**The data:**
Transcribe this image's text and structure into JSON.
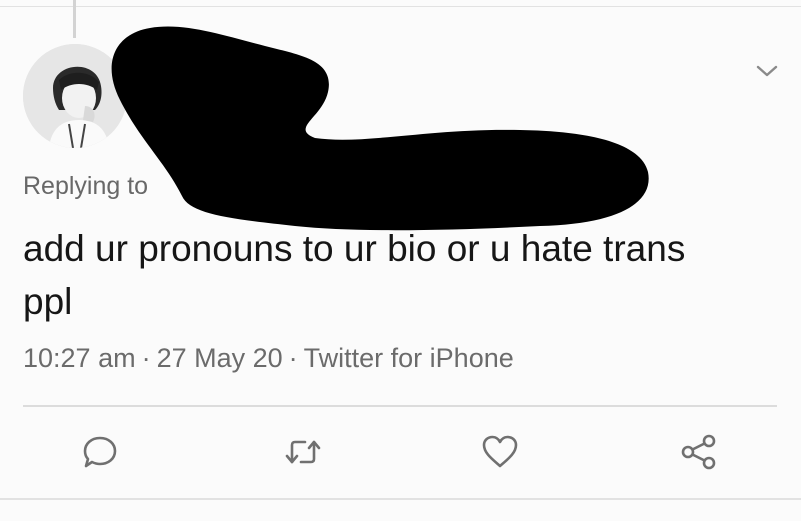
{
  "tweet": {
    "replying_prefix": "Replying to",
    "text": "add ur pronouns to ur bio or u hate trans ppl",
    "time": "10:27 am",
    "date": "27 May 20",
    "source": "Twitter for iPhone",
    "separator": "·"
  },
  "icons": {
    "more": "chevron-down-icon",
    "reply": "reply-icon",
    "retweet": "retweet-icon",
    "like": "heart-icon",
    "share": "share-icon"
  },
  "colors": {
    "background": "#fbfbfb",
    "text": "#161616",
    "muted": "#686868",
    "icon": "#707070",
    "redaction": "#000000"
  }
}
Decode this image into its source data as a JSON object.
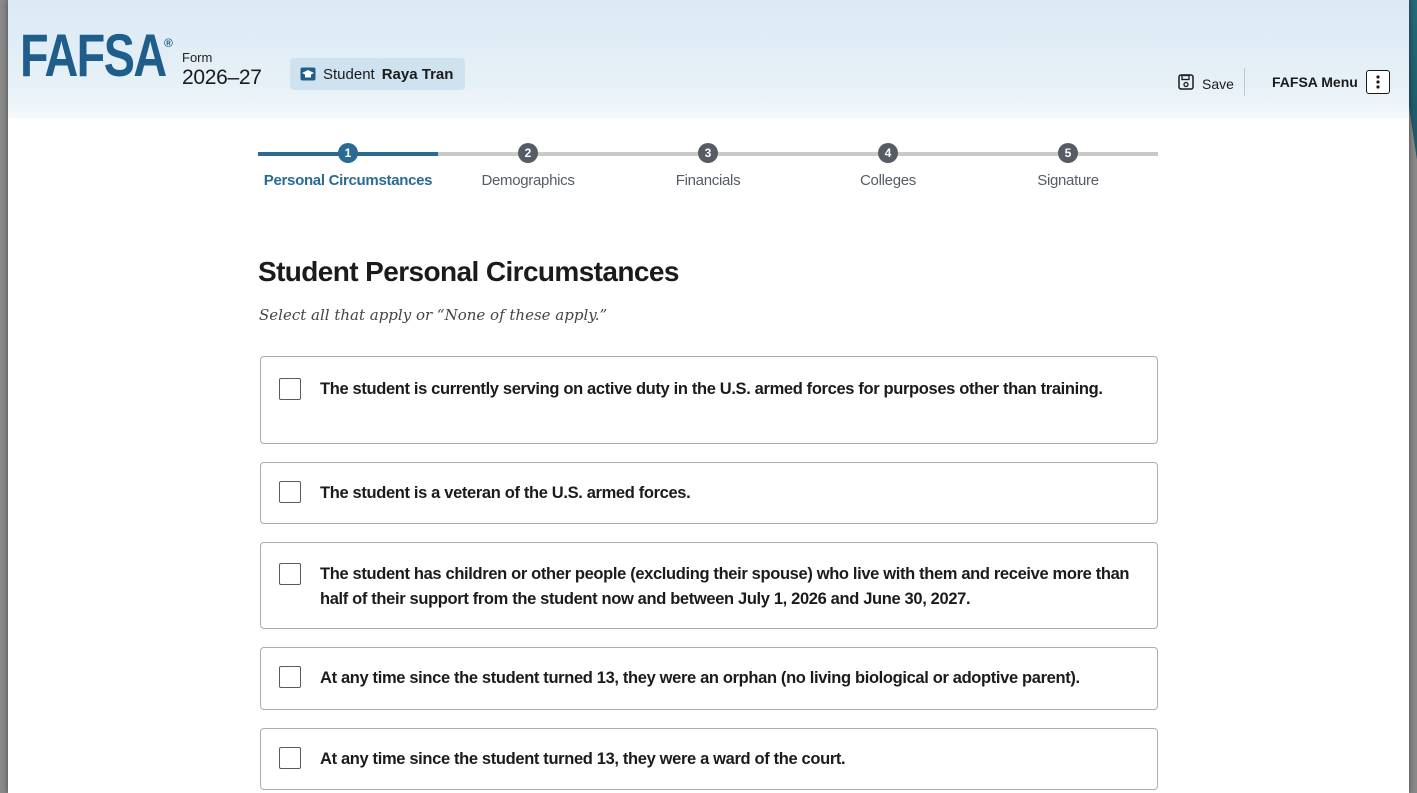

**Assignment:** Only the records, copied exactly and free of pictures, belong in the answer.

**Answer to this task:**
Transcribe this image's text and structure into JSON.
{
  "tweet": {
    "replying_prefix": "Replying to",
    "text": "add ur pronouns to ur bio or u hate trans ppl",
    "time": "10:27 am",
    "date": "27 May 20",
    "source": "Twitter for iPhone",
    "separator": "·"
  },
  "icons": {
    "more": "chevron-down-icon",
    "reply": "reply-icon",
    "retweet": "retweet-icon",
    "like": "heart-icon",
    "share": "share-icon"
  },
  "colors": {
    "background": "#fbfbfb",
    "text": "#161616",
    "muted": "#686868",
    "icon": "#707070",
    "redaction": "#000000"
  }
}
Decode this image into its source data as a JSON object.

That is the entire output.